▶ Work required:
Your answer should consist of each line below that includes the word "true".
### Data under study
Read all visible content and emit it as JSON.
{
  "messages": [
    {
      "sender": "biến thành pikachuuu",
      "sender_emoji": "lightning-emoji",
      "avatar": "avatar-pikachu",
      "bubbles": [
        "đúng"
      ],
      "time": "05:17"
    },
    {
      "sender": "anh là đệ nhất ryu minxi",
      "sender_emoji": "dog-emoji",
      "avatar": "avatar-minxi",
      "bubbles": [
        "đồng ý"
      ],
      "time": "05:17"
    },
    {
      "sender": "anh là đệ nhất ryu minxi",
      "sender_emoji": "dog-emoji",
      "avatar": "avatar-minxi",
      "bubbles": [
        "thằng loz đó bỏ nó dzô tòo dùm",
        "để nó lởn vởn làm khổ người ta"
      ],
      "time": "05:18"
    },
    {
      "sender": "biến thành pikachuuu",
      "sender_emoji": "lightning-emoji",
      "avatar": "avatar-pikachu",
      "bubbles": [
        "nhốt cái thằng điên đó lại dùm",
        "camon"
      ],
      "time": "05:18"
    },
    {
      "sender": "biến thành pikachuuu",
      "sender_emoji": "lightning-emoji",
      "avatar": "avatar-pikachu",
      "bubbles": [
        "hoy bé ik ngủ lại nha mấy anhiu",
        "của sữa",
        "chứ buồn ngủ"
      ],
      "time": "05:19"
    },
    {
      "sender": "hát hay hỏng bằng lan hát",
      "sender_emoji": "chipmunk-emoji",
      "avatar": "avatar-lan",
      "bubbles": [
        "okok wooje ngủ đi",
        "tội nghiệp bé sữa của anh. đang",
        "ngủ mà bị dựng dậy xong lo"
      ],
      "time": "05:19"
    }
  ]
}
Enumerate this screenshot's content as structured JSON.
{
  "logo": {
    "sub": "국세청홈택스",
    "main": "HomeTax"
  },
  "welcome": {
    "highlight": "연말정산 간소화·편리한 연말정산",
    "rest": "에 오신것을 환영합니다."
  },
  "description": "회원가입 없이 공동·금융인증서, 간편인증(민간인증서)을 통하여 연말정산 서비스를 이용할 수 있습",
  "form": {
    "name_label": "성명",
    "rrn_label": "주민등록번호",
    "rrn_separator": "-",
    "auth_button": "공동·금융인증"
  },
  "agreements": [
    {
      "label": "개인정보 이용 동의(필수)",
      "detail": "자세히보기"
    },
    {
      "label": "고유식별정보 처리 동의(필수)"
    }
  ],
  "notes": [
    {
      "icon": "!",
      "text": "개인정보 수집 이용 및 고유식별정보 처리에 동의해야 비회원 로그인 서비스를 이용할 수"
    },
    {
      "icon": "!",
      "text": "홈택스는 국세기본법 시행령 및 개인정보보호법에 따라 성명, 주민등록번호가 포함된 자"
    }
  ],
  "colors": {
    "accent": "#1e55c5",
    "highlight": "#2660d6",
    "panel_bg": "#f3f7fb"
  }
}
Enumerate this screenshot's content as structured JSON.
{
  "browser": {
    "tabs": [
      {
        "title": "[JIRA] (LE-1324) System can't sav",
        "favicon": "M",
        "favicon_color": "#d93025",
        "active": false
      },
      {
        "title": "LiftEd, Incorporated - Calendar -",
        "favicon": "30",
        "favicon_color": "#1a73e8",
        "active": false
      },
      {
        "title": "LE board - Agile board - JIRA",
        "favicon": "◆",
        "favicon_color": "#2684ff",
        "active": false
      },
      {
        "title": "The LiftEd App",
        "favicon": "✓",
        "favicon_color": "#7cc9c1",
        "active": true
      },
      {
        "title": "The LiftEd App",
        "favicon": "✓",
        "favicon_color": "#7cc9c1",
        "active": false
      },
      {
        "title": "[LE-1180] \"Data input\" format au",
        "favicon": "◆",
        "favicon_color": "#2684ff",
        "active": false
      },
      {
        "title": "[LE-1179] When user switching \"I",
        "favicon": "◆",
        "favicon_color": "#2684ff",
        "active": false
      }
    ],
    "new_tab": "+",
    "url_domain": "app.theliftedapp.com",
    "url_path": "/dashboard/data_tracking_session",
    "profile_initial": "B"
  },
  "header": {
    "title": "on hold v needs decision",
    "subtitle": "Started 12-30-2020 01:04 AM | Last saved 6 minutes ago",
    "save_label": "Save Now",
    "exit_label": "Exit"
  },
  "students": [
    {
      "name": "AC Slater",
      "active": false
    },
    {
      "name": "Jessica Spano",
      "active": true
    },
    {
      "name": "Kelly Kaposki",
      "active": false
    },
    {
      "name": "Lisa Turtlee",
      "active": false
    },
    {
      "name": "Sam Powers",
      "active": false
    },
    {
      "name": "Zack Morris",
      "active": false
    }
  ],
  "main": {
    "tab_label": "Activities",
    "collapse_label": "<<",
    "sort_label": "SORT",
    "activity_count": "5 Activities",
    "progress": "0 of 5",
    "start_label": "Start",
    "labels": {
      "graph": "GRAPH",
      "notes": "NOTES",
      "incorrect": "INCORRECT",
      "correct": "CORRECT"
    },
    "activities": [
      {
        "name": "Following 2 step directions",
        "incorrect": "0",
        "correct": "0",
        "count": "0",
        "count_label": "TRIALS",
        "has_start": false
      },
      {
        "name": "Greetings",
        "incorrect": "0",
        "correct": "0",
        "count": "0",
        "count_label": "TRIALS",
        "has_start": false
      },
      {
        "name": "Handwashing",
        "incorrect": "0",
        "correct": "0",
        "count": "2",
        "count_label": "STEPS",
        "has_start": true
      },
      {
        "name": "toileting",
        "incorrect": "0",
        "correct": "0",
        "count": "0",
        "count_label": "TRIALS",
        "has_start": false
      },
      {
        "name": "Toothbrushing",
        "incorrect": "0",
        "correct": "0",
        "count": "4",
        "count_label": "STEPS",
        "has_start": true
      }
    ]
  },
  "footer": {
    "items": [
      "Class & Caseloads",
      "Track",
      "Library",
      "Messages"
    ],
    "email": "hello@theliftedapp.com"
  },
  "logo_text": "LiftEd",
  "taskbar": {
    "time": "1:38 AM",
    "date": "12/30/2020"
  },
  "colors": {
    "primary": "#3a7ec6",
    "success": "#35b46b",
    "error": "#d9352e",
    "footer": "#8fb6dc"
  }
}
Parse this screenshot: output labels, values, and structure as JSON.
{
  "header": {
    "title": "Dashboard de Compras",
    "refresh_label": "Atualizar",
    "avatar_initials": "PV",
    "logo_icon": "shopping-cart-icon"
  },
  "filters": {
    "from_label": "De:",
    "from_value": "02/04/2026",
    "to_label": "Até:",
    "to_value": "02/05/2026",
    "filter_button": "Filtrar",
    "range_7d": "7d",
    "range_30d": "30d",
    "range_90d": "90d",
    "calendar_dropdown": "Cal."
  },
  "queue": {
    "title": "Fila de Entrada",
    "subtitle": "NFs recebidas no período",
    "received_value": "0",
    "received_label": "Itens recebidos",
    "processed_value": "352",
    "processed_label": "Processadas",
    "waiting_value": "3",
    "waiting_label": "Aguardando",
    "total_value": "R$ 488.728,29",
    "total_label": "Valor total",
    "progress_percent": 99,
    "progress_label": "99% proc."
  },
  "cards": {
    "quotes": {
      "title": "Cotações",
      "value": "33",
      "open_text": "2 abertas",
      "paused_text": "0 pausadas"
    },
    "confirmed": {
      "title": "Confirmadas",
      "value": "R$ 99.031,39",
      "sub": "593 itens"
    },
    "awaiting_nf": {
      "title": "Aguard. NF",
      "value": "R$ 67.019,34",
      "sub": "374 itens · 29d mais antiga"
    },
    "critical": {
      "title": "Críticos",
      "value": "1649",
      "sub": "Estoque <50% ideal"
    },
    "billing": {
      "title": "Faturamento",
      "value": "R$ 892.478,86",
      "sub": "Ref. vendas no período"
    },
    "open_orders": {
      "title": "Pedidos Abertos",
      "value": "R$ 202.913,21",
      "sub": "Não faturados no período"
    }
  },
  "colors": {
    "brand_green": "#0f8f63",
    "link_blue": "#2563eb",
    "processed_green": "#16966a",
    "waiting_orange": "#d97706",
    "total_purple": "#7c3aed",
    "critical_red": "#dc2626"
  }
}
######
▶ Response area:
        "active": true
      "active": true
        "has_start": true
        "has_start": true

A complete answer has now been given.